Universities haven’t changed much since the Middle Ages. There is the campus with its lecture halls, dormitories, libraries, and laboratories surrounded by leafy quadrangles. Well, they’ve added giant sports complexes, gyms and swimming pools, and gourmet restaurants, but the basic layout is the same. And the production process hasn’t changed since around 1200. Professors give lectures, students read books and take notes, there are examinations and grades, along with the occasional tutoring session, and a great deal of hanky panky. The professors wear tweed jackets instead of gowns, and the students wear – well, just about anything, including pajamas – but otherwise the university remains one of society’s most conservative institutions.
This has all been challenged, quite radically, in the last decade, as students, parents, taxpayers, and donors have begun to grasp the potential of the internet for revolutionizing the education industry. Distance-learning has been around for a long time (what used to be called “correspondence courses”), but the internet has made it possible for people to educate themselves, independently or in groups large and small, on an unprecedented scale. Startup companies, sometimes unaccredited, are entering the education space as never before. Alternative providers and platforms such as Khan Academy, TED, and the Mises Academy are offering modular, flexible, and specialized alternatives to the medieval model that continues to dominate the establishment universities. And everyone is talking about MOOCs, “Massively Online Open Courses,” offered by standalone firms or in partnerships with established universities.
The early — and predictable — reaction of the traditional universities was to denounce the entrants as cheap, inferior, fly-by-night operations. “They don’t offer real degrees!” “They don’t provide a high-quality education like we do!” Actually, some of the startups offer extremely high-quality products. Others don’t, but so what? Why should “higher education” correspond exactly to a four-year degree from Yale? Why can’t it be better, or worse? A Hyundai isn’t a Mercedes, but that doesn’t mean everybody has to drive a luxury car. And in many cases a shorter, more specialized – not to mention cheaper – curriculum is vastly superior to the bloated, politically correct, and increasingly irrelevant program offered by many of the prestige institutions.

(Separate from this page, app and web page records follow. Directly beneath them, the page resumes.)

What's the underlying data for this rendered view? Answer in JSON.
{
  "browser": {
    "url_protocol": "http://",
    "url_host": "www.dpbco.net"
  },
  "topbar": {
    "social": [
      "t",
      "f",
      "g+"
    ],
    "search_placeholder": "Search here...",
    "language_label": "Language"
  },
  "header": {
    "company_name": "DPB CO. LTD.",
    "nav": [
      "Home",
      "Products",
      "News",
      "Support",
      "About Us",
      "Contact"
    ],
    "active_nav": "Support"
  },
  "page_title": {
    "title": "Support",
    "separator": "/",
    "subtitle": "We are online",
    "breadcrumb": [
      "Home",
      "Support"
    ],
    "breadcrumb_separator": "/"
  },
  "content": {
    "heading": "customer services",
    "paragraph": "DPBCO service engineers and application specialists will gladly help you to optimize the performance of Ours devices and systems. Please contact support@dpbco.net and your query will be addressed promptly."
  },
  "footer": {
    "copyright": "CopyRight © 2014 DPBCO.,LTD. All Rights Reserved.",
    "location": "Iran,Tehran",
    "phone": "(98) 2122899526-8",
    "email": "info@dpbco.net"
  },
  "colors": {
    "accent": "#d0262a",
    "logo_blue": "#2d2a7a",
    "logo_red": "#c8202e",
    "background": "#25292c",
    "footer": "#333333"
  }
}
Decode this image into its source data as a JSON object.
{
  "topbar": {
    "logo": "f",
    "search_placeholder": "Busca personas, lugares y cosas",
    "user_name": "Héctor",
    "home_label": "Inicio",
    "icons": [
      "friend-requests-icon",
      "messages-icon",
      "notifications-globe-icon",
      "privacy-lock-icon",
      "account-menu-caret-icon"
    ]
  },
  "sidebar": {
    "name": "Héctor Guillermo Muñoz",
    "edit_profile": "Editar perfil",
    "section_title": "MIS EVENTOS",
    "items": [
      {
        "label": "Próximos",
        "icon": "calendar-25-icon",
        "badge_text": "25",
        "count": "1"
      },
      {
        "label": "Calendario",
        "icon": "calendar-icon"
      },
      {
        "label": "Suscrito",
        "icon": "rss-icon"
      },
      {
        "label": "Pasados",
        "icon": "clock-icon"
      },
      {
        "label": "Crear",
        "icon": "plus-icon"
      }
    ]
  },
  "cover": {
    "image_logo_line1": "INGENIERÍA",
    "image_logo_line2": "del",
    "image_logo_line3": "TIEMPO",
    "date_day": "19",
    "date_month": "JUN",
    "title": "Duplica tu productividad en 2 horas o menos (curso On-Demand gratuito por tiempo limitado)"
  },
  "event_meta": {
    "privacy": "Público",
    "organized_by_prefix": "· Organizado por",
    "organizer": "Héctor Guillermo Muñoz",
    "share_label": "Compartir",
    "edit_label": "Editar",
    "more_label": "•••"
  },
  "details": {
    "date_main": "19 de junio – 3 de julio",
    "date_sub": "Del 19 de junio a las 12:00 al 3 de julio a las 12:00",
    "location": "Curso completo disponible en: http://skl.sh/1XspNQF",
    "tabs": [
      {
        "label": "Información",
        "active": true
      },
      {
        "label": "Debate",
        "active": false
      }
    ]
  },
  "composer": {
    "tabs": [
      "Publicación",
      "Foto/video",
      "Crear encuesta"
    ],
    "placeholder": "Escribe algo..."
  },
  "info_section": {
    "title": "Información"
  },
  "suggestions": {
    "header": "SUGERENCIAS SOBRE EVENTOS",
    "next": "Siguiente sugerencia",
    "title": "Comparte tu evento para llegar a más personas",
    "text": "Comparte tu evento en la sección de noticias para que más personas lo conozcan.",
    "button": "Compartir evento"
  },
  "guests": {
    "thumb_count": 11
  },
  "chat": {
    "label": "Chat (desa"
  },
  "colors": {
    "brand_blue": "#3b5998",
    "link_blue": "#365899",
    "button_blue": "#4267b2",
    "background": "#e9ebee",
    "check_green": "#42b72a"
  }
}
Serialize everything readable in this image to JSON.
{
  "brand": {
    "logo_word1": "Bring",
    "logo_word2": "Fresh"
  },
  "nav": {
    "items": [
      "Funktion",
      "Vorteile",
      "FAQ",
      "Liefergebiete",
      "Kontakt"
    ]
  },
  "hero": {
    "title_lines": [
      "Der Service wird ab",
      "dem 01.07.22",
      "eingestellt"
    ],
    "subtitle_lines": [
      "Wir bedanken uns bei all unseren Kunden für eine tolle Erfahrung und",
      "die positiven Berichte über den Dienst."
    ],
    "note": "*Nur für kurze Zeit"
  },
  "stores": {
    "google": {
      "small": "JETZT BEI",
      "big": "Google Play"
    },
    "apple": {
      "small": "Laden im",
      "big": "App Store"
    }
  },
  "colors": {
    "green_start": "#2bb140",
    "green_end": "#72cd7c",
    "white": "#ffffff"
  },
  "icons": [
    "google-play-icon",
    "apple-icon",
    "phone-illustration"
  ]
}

Lately some traditional universities have been trying a new strategy, namely trying to incorporate the best features of the new platforms into the established models, a sort of Borg-like, assimilation strategy. An article Slate describes this trend, focusing on a “flipped” model in which students watch lectures at home, online, and do problems and exercises in class, with the help of instructors and classmates. I personally like the flipped model a lot and often use these techniques in the classroom. Some concepts are better taught using the lecture format, but why should I perform it live, and why should the students get it from me, if there is somebody else out there on the internet who can do it better? I’d rather spend my time working with the students alone or in small groups, after they’ve mastered the fundamentals. But therein lies the rub. The expensive, cumbersome, and rigid university structure is not particularly well suited for the flipped model. Most highly paid, tenure-track faculty aren’t trained to be in-class coaches and problem solvers. They may not be good at it – after all, they were trained to give lectures. Often there is little connection between their research and this kind of classroom activity, at least for undergraduate education. The coaching sessions can themselves be organized by lower-cost entrants, like the MOOC providers or community colleges or other local groups. You don’t need a huge university campus with a library, dorms, and football stadium to organize problem-solving sessions, and you don’t need overpaid professors to do it. There are exceptions – like graduate business schools that specialize in case-based instruction from highly-qualified discussion leaders (typically “clinical” professors who are former executives) – but in general, most scholars with PhDs are superfluous in this model.
If we had a free market for education, we would probably have far fewer schools, institutes, and programs, and we’d have a lot more diversity of structure and content. Sure, there would be some elite academies filled with top scholars who do research and train the next generation of top scholars. But we wouldn’t have thousands of universities copying that same basic structure at high cost and with little benefit.